As mentioned above, you’ll be standing at one of five stations behind the trap house when the birds are launched. Many shooters don’t know how to aim for trap, which causes frustration on the field. Your natural tendency will be to catch up to the bird by following it with your eyes, and then taking your eyes off the bird temporarily to watch the sight bead at the end of your shotgun. This makes sense on the surface, but it actually slows down your shooting and you’ll miss the target nine times out of ten (and the tenth will be a lucky hit or a fluke). In fact, most trap shooters miss the birds behind and over them.

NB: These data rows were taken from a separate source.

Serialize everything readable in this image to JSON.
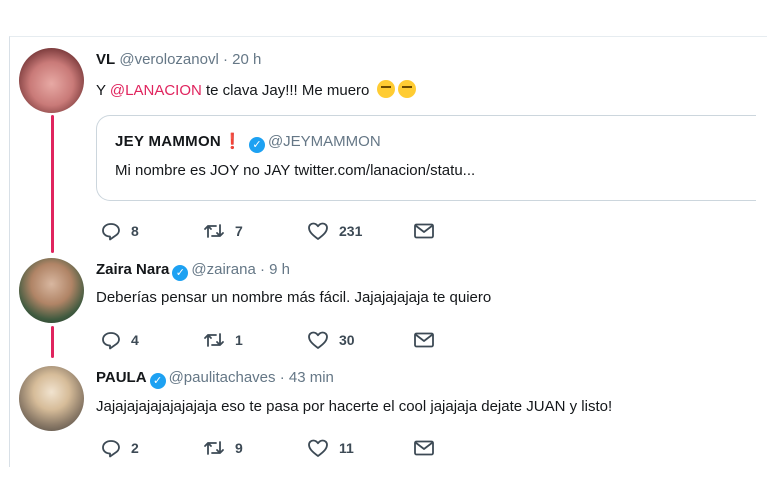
{
  "tweets": [
    {
      "name": "VL",
      "handle": "@verolozanovl",
      "time": "· 20 h",
      "text_before": "Y ",
      "mention": "@LANACION",
      "text_after": " te clava Jay!!! Me muero",
      "replies": "8",
      "retweets": "7",
      "likes": "231",
      "quote": {
        "name": "JEY MAMMON",
        "exclamation": "❗",
        "handle": "@JEYMAMMON",
        "text": "Mi nombre es JOY no JAY twitter.com/lanacion/statu..."
      }
    },
    {
      "name": "Zaira Nara",
      "handle": "@zairana",
      "time": "· 9 h",
      "text": "Deberías pensar un nombre más fácil. Jajajajajaja te quiero",
      "replies": "4",
      "retweets": "1",
      "likes": "30"
    },
    {
      "name": "PAULA",
      "handle": "@paulitachaves",
      "time": "· 43 min",
      "text": "Jajajajajajajajajaja eso te pasa por hacerte el cool jajajaja dejate JUAN y listo!",
      "replies": "2",
      "retweets": "9",
      "likes": "11"
    }
  ],
  "icons": [
    "reply-icon",
    "retweet-icon",
    "like-icon",
    "direct-message-icon",
    "verified-badge-icon",
    "emoji-icon"
  ],
  "colors": {
    "mention": "#e0245e",
    "thread_line": "#e0245e",
    "verified": "#1da1f2",
    "secondary_text": "#657786"
  }
}
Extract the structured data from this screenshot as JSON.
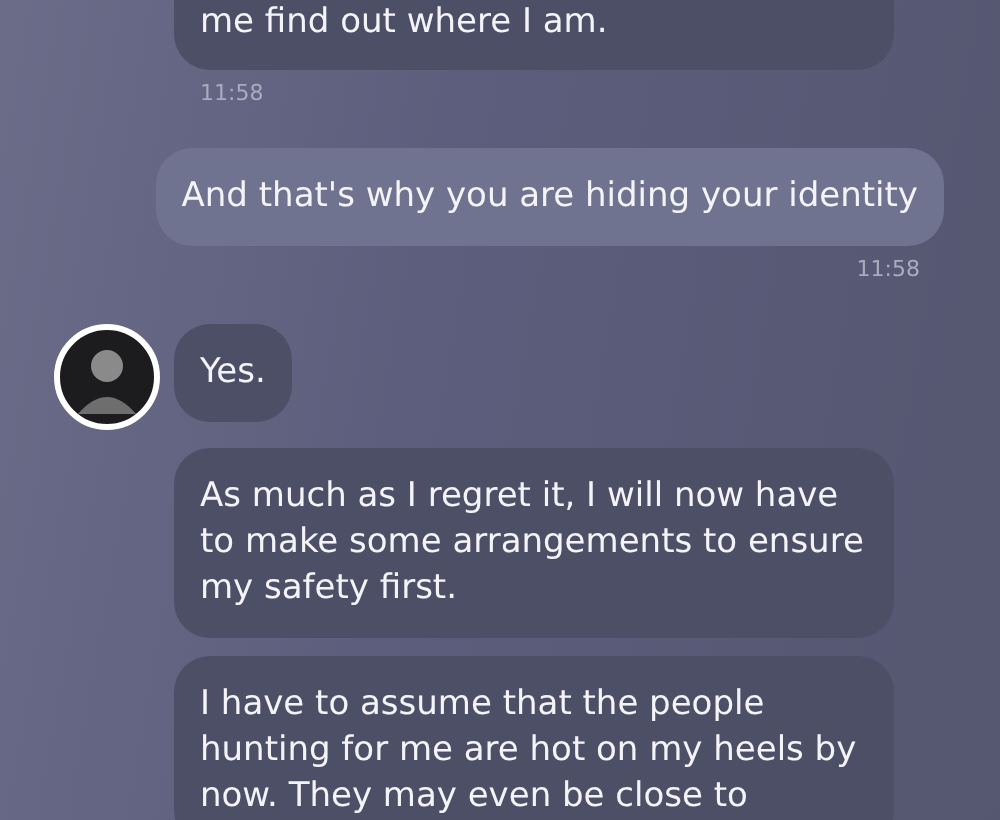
{
  "messages": [
    {
      "kind": "received",
      "text": "me find out where I am.",
      "time": "11:58",
      "avatar": false
    },
    {
      "kind": "sent",
      "text": "And that's why you are hiding your identity",
      "time": "11:58",
      "avatar": false
    },
    {
      "kind": "received",
      "text": "Yes.",
      "avatar": true
    },
    {
      "kind": "received",
      "text": "As much as I regret it, I will now have to make some arrangements to ensure my safety first.",
      "avatar": false
    },
    {
      "kind": "received",
      "text": "I have to assume that the people hunting for me are hot on my heels by now. They may even be close to",
      "avatar": false
    }
  ]
}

To avoid this situation, one of the best trap shooting secrets is to aim slightly ahead of and at the bottom of the bird. Really focus on not taking your eye off the target and you’ll shoot better and have a higher score after each round. A quick browse online will reveal lots of trap shooting instructional videos that can help you observe good form and develop good shooting habits yourself.
Hopefully your training in front of the mirror cemented the process of swinging and mounting your shotgun in unison so you have consistent form every time. Always remember to pull the stock up snugly to your shoulder and against your face for a proper trap shooting technique. Because you’ll be shooting 25 (or even 50) birds per round, you should find some low recoil loads for practice. Otherwise your shoulder will be pretty stiff and could look like a blueberry the next day. Often, trap shooters use size 7 1/2 or 8 shot for target shooting. New trap shooters should probably use modified trap shooting chokes in their shotgun. If you take longer to acquire the bird, a full choke may be needed to produce a tight enough pattern down-range to actually break the clay pigeon. If it doesn’t break, you’ll end up with a “lost bird” and a low score at the gun club. But instead of just taking this advice, it’s good to pattern your shotgun and test some different chokes and loads before deciding on what works best for you. You may find a different choke and load works better for your shooting style.
If you’re wondering how to shoot trap better, follow these tips and don’t be discouraged. Your first few times on the trap field will likely be humbling and disappointing. But if you view it as a challenge to overcome, you’ll be fueled by the desire to improve your trap scores. You get out of it what you put into it. So if you practice regularly, you’ll see your shooting improve drastically in no time. And that will translate over into any hunting you do as well.